Collection entries:
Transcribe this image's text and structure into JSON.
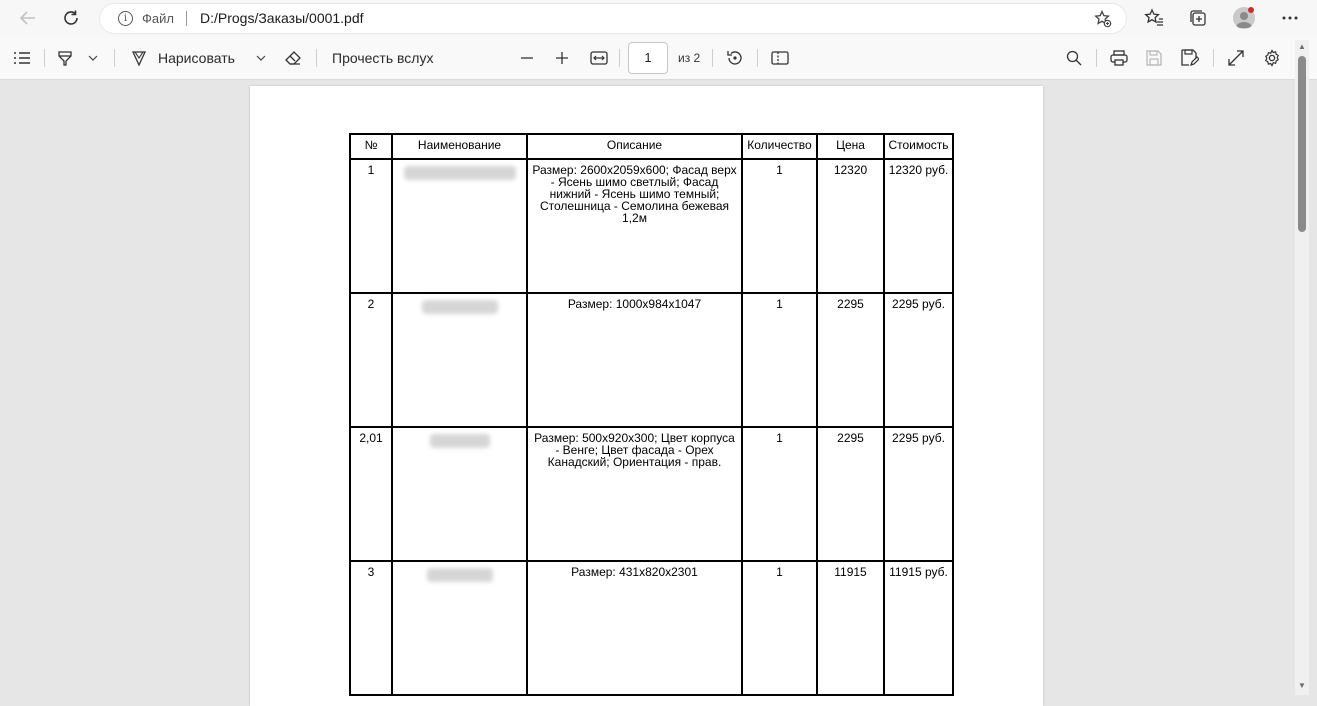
{
  "browser": {
    "scheme_label": "Файл",
    "url": "D:/Progs/Заказы/0001.pdf",
    "icons": [
      "back-arrow-icon",
      "refresh-icon",
      "info-icon",
      "add-favorite-icon",
      "favorites-icon",
      "collections-icon",
      "profile-avatar",
      "more-icon"
    ]
  },
  "pdf_toolbar": {
    "draw_label": "Нарисовать",
    "read_aloud_label": "Прочесть вслух",
    "page_current": "1",
    "page_total": "из 2"
  },
  "table": {
    "headers": [
      "№",
      "Наименование",
      "Описание",
      "Количество",
      "Цена",
      "Стоимость"
    ],
    "rows": [
      {
        "num": "1",
        "description": "Размер: 2600x2059x600; Фасад верх - Ясень шимо светлый; Фасад нижний - Ясень шимо темный; Столешница - Семолина бежевая 1,2м",
        "qty": "1",
        "price": "12320",
        "cost": "12320 руб."
      },
      {
        "num": "2",
        "description": "Размер: 1000x984x1047",
        "qty": "1",
        "price": "2295",
        "cost": "2295 руб."
      },
      {
        "num": "2,01",
        "description": "Размер: 500x920x300; Цвет корпуса - Венге; Цвет фасада - Орех Канадский; Ориентация - прав.",
        "qty": "1",
        "price": "2295",
        "cost": "2295 руб."
      },
      {
        "num": "3",
        "description": "Размер: 431x820x2301",
        "qty": "1",
        "price": "11915",
        "cost": "11915 руб."
      }
    ]
  },
  "colors": {
    "browser_bg": "#f7f7f7",
    "viewer_bg": "#e6e6e6",
    "page_bg": "#ffffff",
    "notification_dot": "#d12c2c"
  }
}
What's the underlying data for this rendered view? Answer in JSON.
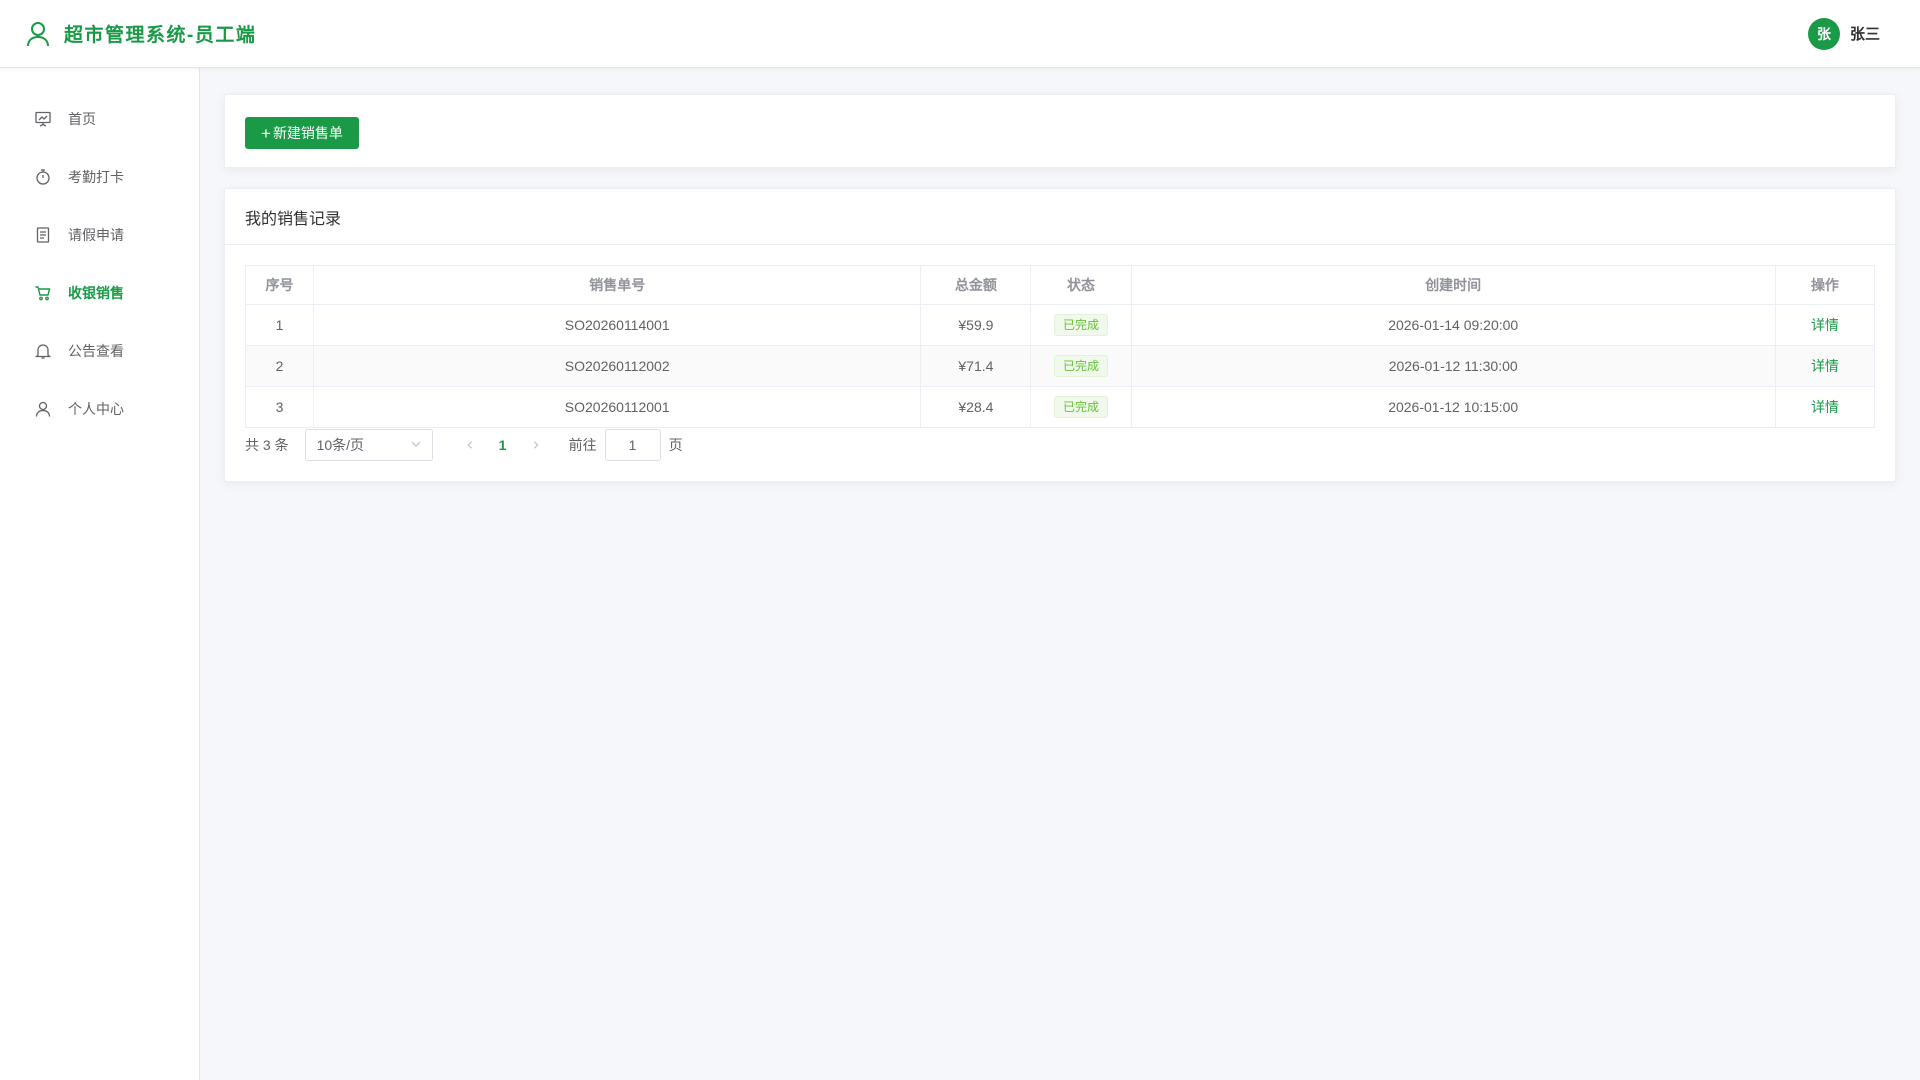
{
  "header": {
    "title": "超市管理系统-员工端",
    "avatar_text": "张",
    "username": "张三",
    "brand_icon": "user-outline-icon",
    "accent_color": "#1a9a46"
  },
  "sidebar": {
    "items": [
      {
        "label": "首页",
        "icon": "dashboard-board-icon",
        "active": false
      },
      {
        "label": "考勤打卡",
        "icon": "stopwatch-icon",
        "active": false
      },
      {
        "label": "请假申请",
        "icon": "document-icon",
        "active": false
      },
      {
        "label": "收银销售",
        "icon": "shopping-cart-icon",
        "active": true
      },
      {
        "label": "公告查看",
        "icon": "bell-icon",
        "active": false
      },
      {
        "label": "个人中心",
        "icon": "user-icon",
        "active": false
      }
    ]
  },
  "toolbar": {
    "new_sale_plus": "+",
    "new_sale_label": "新建销售单"
  },
  "records": {
    "title": "我的销售记录",
    "columns": [
      "序号",
      "销售单号",
      "总金额",
      "状态",
      "创建时间",
      "操作"
    ],
    "rows": [
      {
        "index": "1",
        "order_no": "SO20260114001",
        "amount": "¥59.9",
        "status": "已完成",
        "created": "2026-01-14 09:20:00",
        "action": "详情"
      },
      {
        "index": "2",
        "order_no": "SO20260112002",
        "amount": "¥71.4",
        "status": "已完成",
        "created": "2026-01-12 11:30:00",
        "action": "详情"
      },
      {
        "index": "3",
        "order_no": "SO20260112001",
        "amount": "¥28.4",
        "status": "已完成",
        "created": "2026-01-12 10:15:00",
        "action": "详情"
      }
    ]
  },
  "pagination": {
    "total": "共 3 条",
    "page_size": "10条/页",
    "prev_icon": "chevron-left-icon",
    "current_page": "1",
    "next_icon": "chevron-right-icon",
    "goto_label": "前往",
    "goto_value": "1",
    "page_suffix": "页"
  }
}
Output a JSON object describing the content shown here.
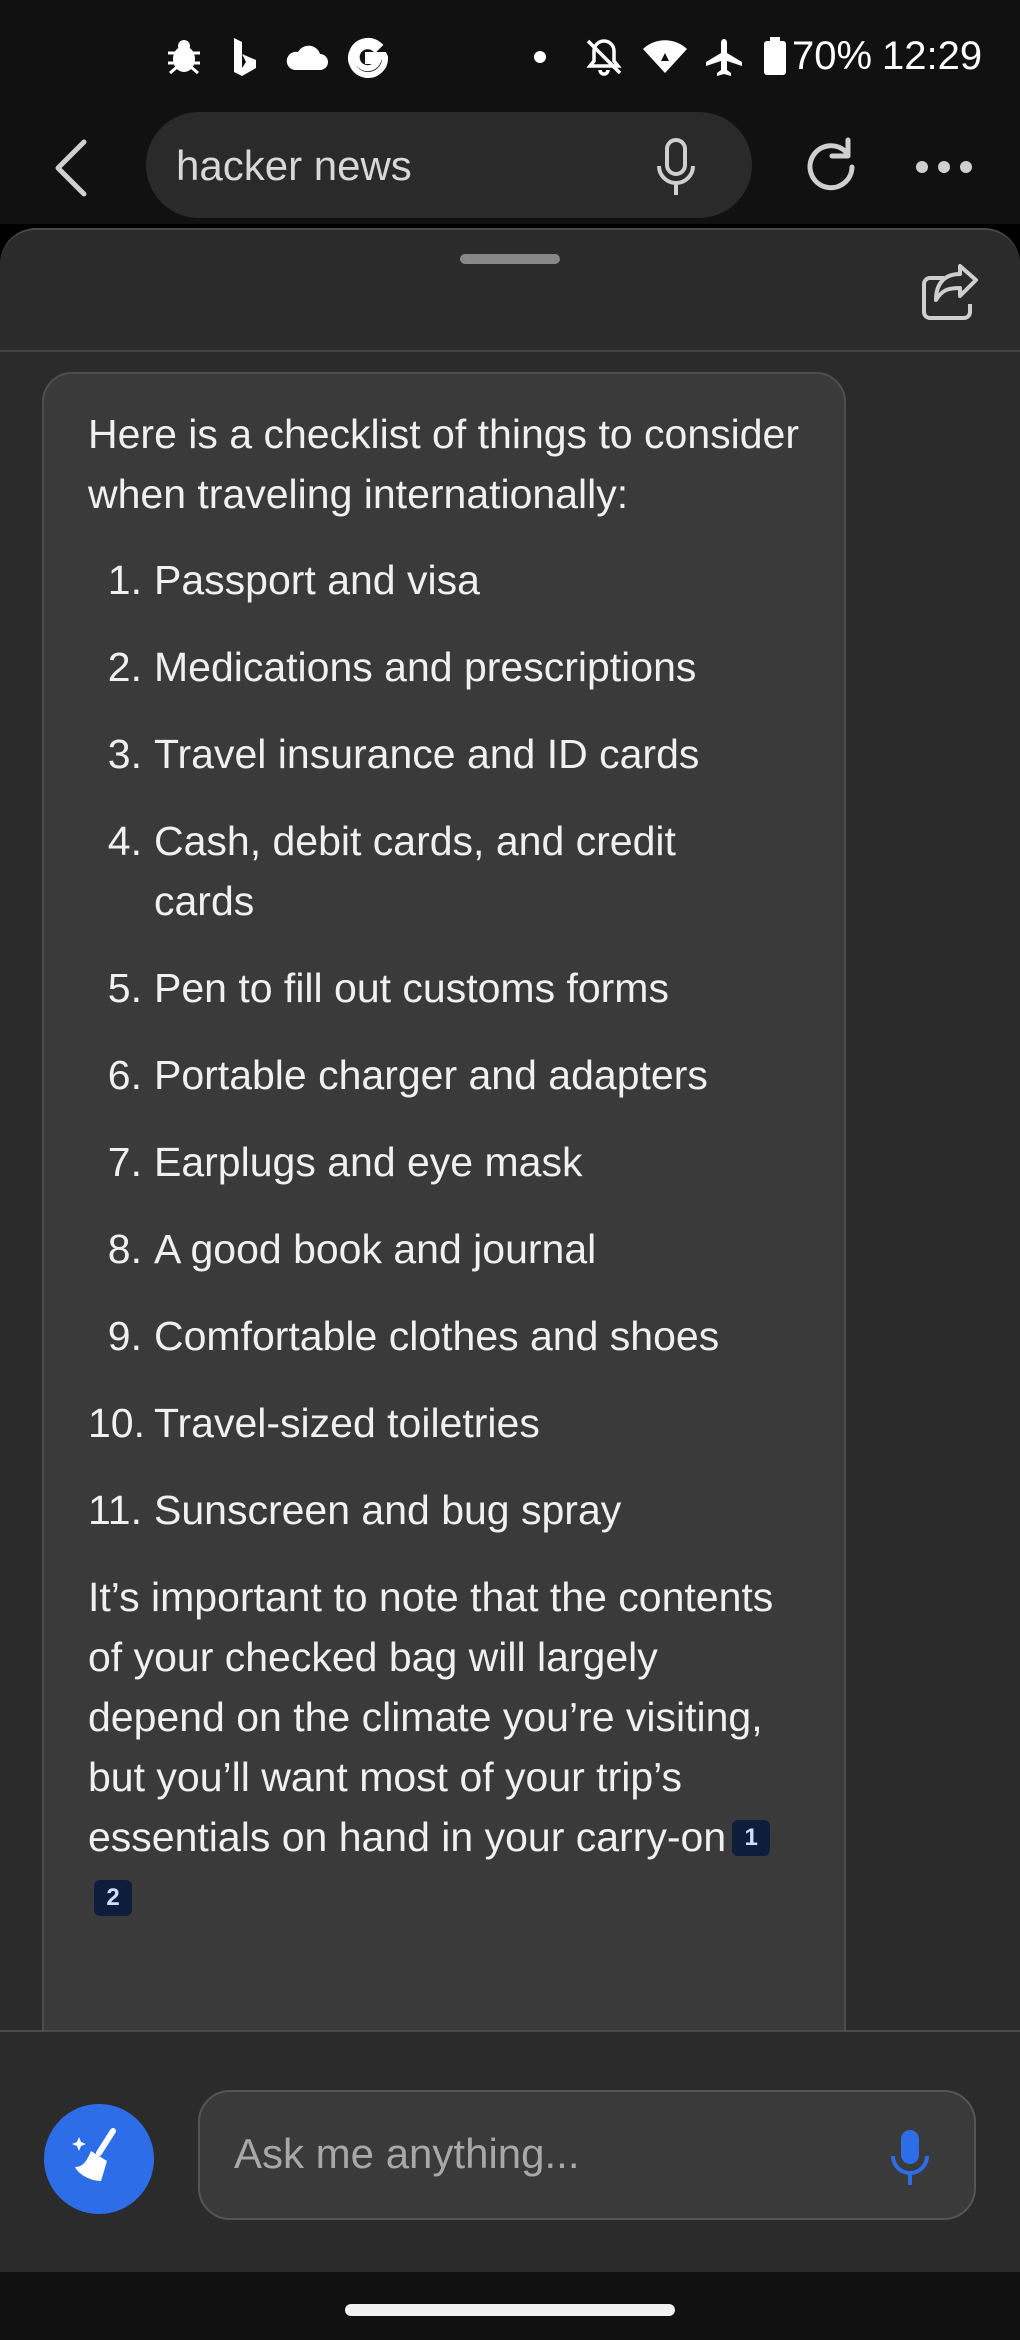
{
  "status_bar": {
    "battery": "70%",
    "time": "12:29",
    "icons": [
      "bug-icon",
      "bing-icon",
      "cloud-icon",
      "google-icon",
      "dot-icon",
      "mute-icon",
      "wifi-icon",
      "airplane-icon",
      "battery-icon"
    ]
  },
  "browser": {
    "url_text": "hacker news",
    "icons": [
      "back-arrow-icon",
      "mic-icon",
      "reload-icon",
      "more-icon"
    ]
  },
  "chat": {
    "intro": "Here is a checklist of things to consider when traveling internationally:",
    "items": [
      {
        "num": "1.",
        "text": "Passport and visa"
      },
      {
        "num": "2.",
        "text": "Medications and prescriptions"
      },
      {
        "num": "3.",
        "text": "Travel insurance and ID cards"
      },
      {
        "num": "4.",
        "text": "Cash, debit cards, and credit cards"
      },
      {
        "num": "5.",
        "text": "Pen to fill out customs forms"
      },
      {
        "num": "6.",
        "text": "Portable charger and adapters"
      },
      {
        "num": "7.",
        "text": "Earplugs and eye mask"
      },
      {
        "num": "8.",
        "text": "A good book and journal"
      },
      {
        "num": "9.",
        "text": "Comfortable clothes and shoes"
      },
      {
        "num": "10.",
        "text": "Travel-sized toiletries"
      },
      {
        "num": "11.",
        "text": "Sunscreen and bug spray"
      }
    ],
    "outro": "It’s important to note that the contents of your checked bag will largely depend on the climate you’re visiting, but you’ll want most of your trip’s essentials on hand in your carry-on",
    "citations": [
      "1",
      "2"
    ]
  },
  "input": {
    "placeholder": "Ask me anything..."
  },
  "colors": {
    "accent": "#2d6ee8",
    "panel_bg": "#2b2b2b",
    "bubble_bg": "#3a3a3a"
  }
}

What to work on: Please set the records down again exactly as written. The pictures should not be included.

Your solution:
Transcribe this image's text and structure into JSON.
{
  "browser": {
    "scheme_label": "Файл",
    "url": "D:/Progs/Заказы/0001.pdf",
    "icons": [
      "back-arrow-icon",
      "refresh-icon",
      "info-icon",
      "add-favorite-icon",
      "favorites-icon",
      "collections-icon",
      "profile-avatar",
      "more-icon"
    ]
  },
  "pdf_toolbar": {
    "draw_label": "Нарисовать",
    "read_aloud_label": "Прочесть вслух",
    "page_current": "1",
    "page_total": "из 2"
  },
  "table": {
    "headers": [
      "№",
      "Наименование",
      "Описание",
      "Количество",
      "Цена",
      "Стоимость"
    ],
    "rows": [
      {
        "num": "1",
        "description": "Размер: 2600x2059x600; Фасад верх - Ясень шимо светлый; Фасад нижний - Ясень шимо темный; Столешница - Семолина бежевая 1,2м",
        "qty": "1",
        "price": "12320",
        "cost": "12320 руб."
      },
      {
        "num": "2",
        "description": "Размер: 1000x984x1047",
        "qty": "1",
        "price": "2295",
        "cost": "2295 руб."
      },
      {
        "num": "2,01",
        "description": "Размер: 500x920x300; Цвет корпуса - Венге; Цвет фасада - Орех Канадский; Ориентация - прав.",
        "qty": "1",
        "price": "2295",
        "cost": "2295 руб."
      },
      {
        "num": "3",
        "description": "Размер: 431x820x2301",
        "qty": "1",
        "price": "11915",
        "cost": "11915 руб."
      }
    ]
  },
  "colors": {
    "browser_bg": "#f7f7f7",
    "viewer_bg": "#e6e6e6",
    "page_bg": "#ffffff",
    "notification_dot": "#d12c2c"
  }
}
What's the underlying data for this rendered view? Answer in JSON.
{
  "header": {
    "title": "超市管理系统-员工端",
    "avatar_text": "张",
    "username": "张三",
    "brand_icon": "user-outline-icon",
    "accent_color": "#1a9a46"
  },
  "sidebar": {
    "items": [
      {
        "label": "首页",
        "icon": "dashboard-board-icon",
        "active": false
      },
      {
        "label": "考勤打卡",
        "icon": "stopwatch-icon",
        "active": false
      },
      {
        "label": "请假申请",
        "icon": "document-icon",
        "active": false
      },
      {
        "label": "收银销售",
        "icon": "shopping-cart-icon",
        "active": true
      },
      {
        "label": "公告查看",
        "icon": "bell-icon",
        "active": false
      },
      {
        "label": "个人中心",
        "icon": "user-icon",
        "active": false
      }
    ]
  },
  "toolbar": {
    "new_sale_plus": "+",
    "new_sale_label": "新建销售单"
  },
  "records": {
    "title": "我的销售记录",
    "columns": [
      "序号",
      "销售单号",
      "总金额",
      "状态",
      "创建时间",
      "操作"
    ],
    "rows": [
      {
        "index": "1",
        "order_no": "SO20260114001",
        "amount": "¥59.9",
        "status": "已完成",
        "created": "2026-01-14 09:20:00",
        "action": "详情"
      },
      {
        "index": "2",
        "order_no": "SO20260112002",
        "amount": "¥71.4",
        "status": "已完成",
        "created": "2026-01-12 11:30:00",
        "action": "详情"
      },
      {
        "index": "3",
        "order_no": "SO20260112001",
        "amount": "¥28.4",
        "status": "已完成",
        "created": "2026-01-12 10:15:00",
        "action": "详情"
      }
    ]
  },
  "pagination": {
    "total": "共 3 条",
    "page_size": "10条/页",
    "prev_icon": "chevron-left-icon",
    "current_page": "1",
    "next_icon": "chevron-right-icon",
    "goto_label": "前往",
    "goto_value": "1",
    "page_suffix": "页"
  }
}
Output a JSON object describing the content shown here.
{
  "status_bar": {
    "battery": "70%",
    "time": "12:29",
    "icons": [
      "bug-icon",
      "bing-icon",
      "cloud-icon",
      "google-icon",
      "dot-icon",
      "mute-icon",
      "wifi-icon",
      "airplane-icon",
      "battery-icon"
    ]
  },
  "browser": {
    "url_text": "hacker news",
    "icons": [
      "back-arrow-icon",
      "mic-icon",
      "reload-icon",
      "more-icon"
    ]
  },
  "chat": {
    "intro": "Here is a checklist of things to consider when traveling internationally:",
    "items": [
      {
        "num": "1.",
        "text": "Passport and visa"
      },
      {
        "num": "2.",
        "text": "Medications and prescriptions"
      },
      {
        "num": "3.",
        "text": "Travel insurance and ID cards"
      },
      {
        "num": "4.",
        "text": "Cash, debit cards, and credit cards"
      },
      {
        "num": "5.",
        "text": "Pen to fill out customs forms"
      },
      {
        "num": "6.",
        "text": "Portable charger and adapters"
      },
      {
        "num": "7.",
        "text": "Earplugs and eye mask"
      },
      {
        "num": "8.",
        "text": "A good book and journal"
      },
      {
        "num": "9.",
        "text": "Comfortable clothes and shoes"
      },
      {
        "num": "10.",
        "text": "Travel-sized toiletries"
      },
      {
        "num": "11.",
        "text": "Sunscreen and bug spray"
      }
    ],
    "outro": "It’s important to note that the contents of your checked bag will largely depend on the climate you’re visiting, but you’ll want most of your trip’s essentials on hand in your carry-on",
    "citations": [
      "1",
      "2"
    ]
  },
  "input": {
    "placeholder": "Ask me anything..."
  },
  "colors": {
    "accent": "#2d6ee8",
    "panel_bg": "#2b2b2b",
    "bubble_bg": "#3a3a3a"
  }
}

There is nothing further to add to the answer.